WHAT YOU HAVE TO DO –
What is needed is an exact copy of every record below.

(Stored records)
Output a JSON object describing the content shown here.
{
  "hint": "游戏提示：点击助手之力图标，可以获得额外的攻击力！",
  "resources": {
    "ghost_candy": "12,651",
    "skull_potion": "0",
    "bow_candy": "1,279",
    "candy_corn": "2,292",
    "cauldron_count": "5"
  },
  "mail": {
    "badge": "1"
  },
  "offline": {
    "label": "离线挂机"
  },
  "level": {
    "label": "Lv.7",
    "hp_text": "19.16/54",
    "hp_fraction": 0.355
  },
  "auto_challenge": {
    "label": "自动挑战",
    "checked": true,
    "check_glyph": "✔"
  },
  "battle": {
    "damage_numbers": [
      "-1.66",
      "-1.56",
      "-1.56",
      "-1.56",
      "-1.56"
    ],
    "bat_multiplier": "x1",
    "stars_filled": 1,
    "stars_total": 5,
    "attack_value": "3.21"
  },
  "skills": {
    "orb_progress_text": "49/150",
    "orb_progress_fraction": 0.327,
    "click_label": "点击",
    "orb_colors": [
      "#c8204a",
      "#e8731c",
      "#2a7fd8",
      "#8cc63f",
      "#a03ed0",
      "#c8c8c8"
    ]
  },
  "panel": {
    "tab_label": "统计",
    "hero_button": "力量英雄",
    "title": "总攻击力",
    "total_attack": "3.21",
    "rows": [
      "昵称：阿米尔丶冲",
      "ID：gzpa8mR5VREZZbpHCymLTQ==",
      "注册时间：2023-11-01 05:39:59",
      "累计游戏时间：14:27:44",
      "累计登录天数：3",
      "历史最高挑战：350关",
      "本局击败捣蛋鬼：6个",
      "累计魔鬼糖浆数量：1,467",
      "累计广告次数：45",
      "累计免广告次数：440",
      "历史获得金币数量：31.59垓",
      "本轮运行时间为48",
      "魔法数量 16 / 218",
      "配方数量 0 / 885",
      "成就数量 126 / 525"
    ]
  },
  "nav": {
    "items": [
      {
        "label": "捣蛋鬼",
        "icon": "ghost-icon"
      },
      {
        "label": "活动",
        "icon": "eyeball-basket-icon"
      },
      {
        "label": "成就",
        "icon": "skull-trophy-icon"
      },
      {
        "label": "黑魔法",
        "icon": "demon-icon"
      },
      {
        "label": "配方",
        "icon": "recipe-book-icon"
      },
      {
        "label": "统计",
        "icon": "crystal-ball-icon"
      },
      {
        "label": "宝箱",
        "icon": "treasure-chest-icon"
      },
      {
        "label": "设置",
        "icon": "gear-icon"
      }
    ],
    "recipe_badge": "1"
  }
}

THE ANSWER –
Output a JSON object describing the content shown here.
{
  "hint": "游戏提示：点击助手之力图标，可以获得额外的攻击力！",
  "resources": {
    "ghost_candy": "12,651",
    "skull_potion": "0",
    "bow_candy": "1,279",
    "candy_corn": "2,292",
    "cauldron_count": "5"
  },
  "mail": {
    "badge": "1"
  },
  "offline": {
    "label": "离线挂机"
  },
  "level": {
    "label": "Lv.7",
    "hp_text": "19.16/54",
    "hp_fraction": 0.355
  },
  "auto_challenge": {
    "label": "自动挑战",
    "checked": true,
    "check_glyph": "✔"
  },
  "battle": {
    "damage_numbers": [
      "-1.66",
      "-1.56",
      "-1.56",
      "-1.56",
      "-1.56"
    ],
    "bat_multiplier": "x1",
    "stars_filled": 1,
    "stars_total": 5,
    "attack_value": "3.21"
  },
  "skills": {
    "orb_progress_text": "49/150",
    "orb_progress_fraction": 0.327,
    "click_label": "点击",
    "orb_colors": [
      "#c8204a",
      "#e8731c",
      "#2a7fd8",
      "#8cc63f",
      "#a03ed0",
      "#c8c8c8"
    ]
  },
  "panel": {
    "tab_label": "统计",
    "hero_button": "力量英雄",
    "title": "总攻击力",
    "total_attack": "3.21",
    "rows": [
      "昵称：阿米尔丶冲",
      "ID：gzpa8mR5VREZZbpHCymLTQ==",
      "注册时间：2023-11-01 05:39:59",
      "累计游戏时间：14:27:44",
      "累计登录天数：3",
      "历史最高挑战：350关",
      "本局击败捣蛋鬼：6个",
      "累计魔鬼糖浆数量：1,467",
      "累计广告次数：45",
      "累计免广告次数：440",
      "历史获得金币数量：31.59垓",
      "本轮运行时间为48",
      "魔法数量 16 / 218",
      "配方数量 0 / 885",
      "成就数量 126 / 525"
    ]
  },
  "nav": {
    "items": [
      {
        "label": "捣蛋鬼",
        "icon": "ghost-icon"
      },
      {
        "label": "活动",
        "icon": "eyeball-basket-icon"
      },
      {
        "label": "成就",
        "icon": "skull-trophy-icon"
      },
      {
        "label": "黑魔法",
        "icon": "demon-icon"
      },
      {
        "label": "配方",
        "icon": "recipe-book-icon"
      },
      {
        "label": "统计",
        "icon": "crystal-ball-icon"
      },
      {
        "label": "宝箱",
        "icon": "treasure-chest-icon"
      },
      {
        "label": "设置",
        "icon": "gear-icon"
      }
    ],
    "recipe_badge": "1"
  }
}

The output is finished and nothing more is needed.